## TASK DETAILS
Report each line of the listing below that holds "battery".

BEGIN AVAILABLE RECORDS

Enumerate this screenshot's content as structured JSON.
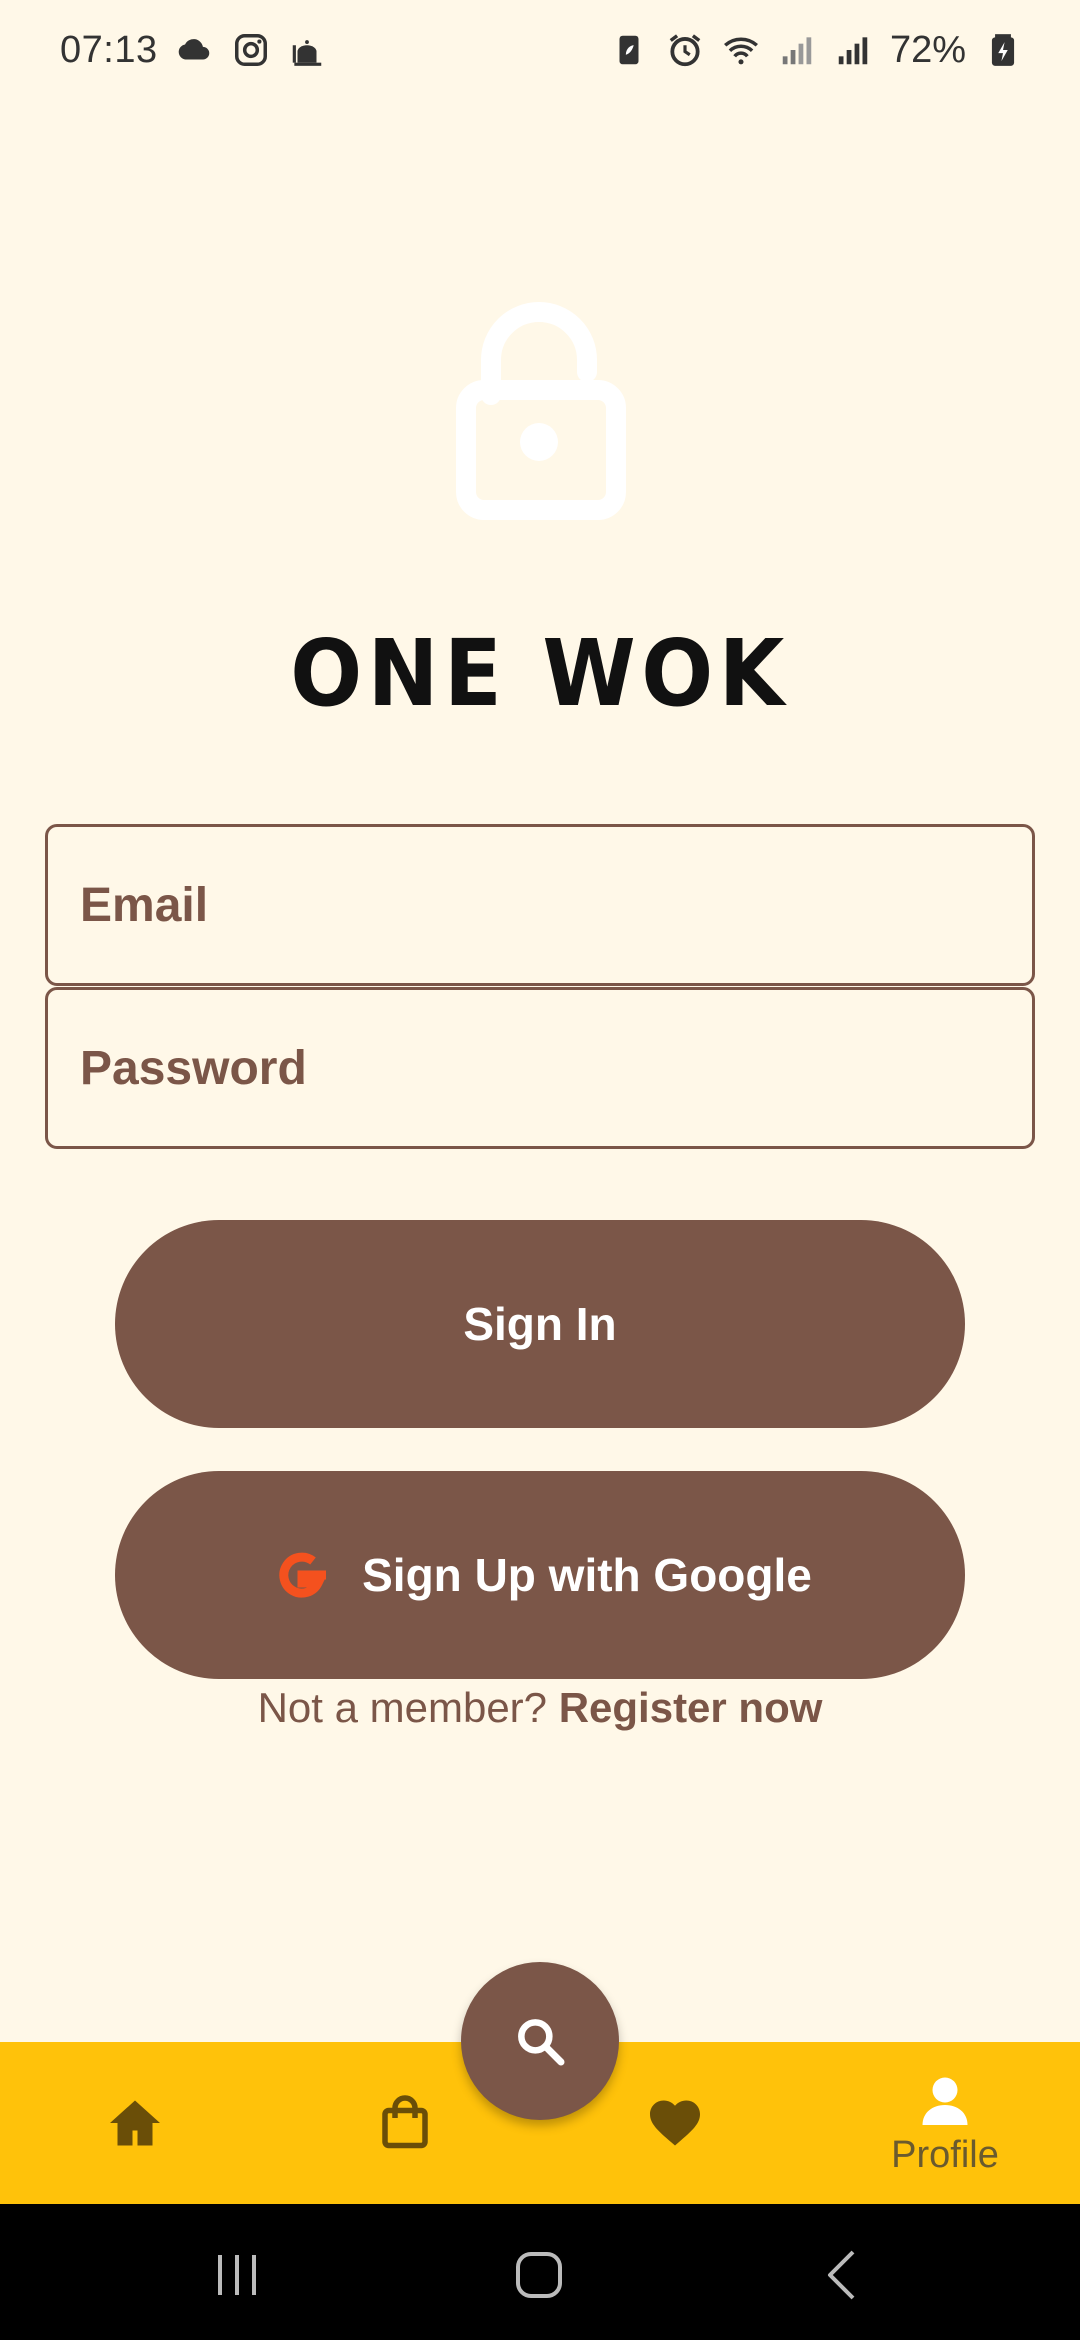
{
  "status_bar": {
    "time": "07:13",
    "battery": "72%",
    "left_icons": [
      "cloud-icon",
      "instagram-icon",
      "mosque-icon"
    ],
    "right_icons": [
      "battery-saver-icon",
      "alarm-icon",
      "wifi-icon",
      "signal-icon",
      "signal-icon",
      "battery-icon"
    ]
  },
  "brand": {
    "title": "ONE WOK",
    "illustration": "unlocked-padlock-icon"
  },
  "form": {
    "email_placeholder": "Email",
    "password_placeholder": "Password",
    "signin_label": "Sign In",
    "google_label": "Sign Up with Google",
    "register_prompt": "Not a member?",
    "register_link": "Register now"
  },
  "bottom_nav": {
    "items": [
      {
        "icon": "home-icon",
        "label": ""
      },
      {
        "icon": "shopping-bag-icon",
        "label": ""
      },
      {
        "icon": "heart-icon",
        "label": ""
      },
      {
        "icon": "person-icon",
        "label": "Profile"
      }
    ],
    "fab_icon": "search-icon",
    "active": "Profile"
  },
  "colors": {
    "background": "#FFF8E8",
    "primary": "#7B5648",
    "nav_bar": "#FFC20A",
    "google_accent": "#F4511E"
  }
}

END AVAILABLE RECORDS

## RESPONSE FOR THIS EXERCISE
    "battery": "72%",
      "battery-saver-icon",
      "battery-icon"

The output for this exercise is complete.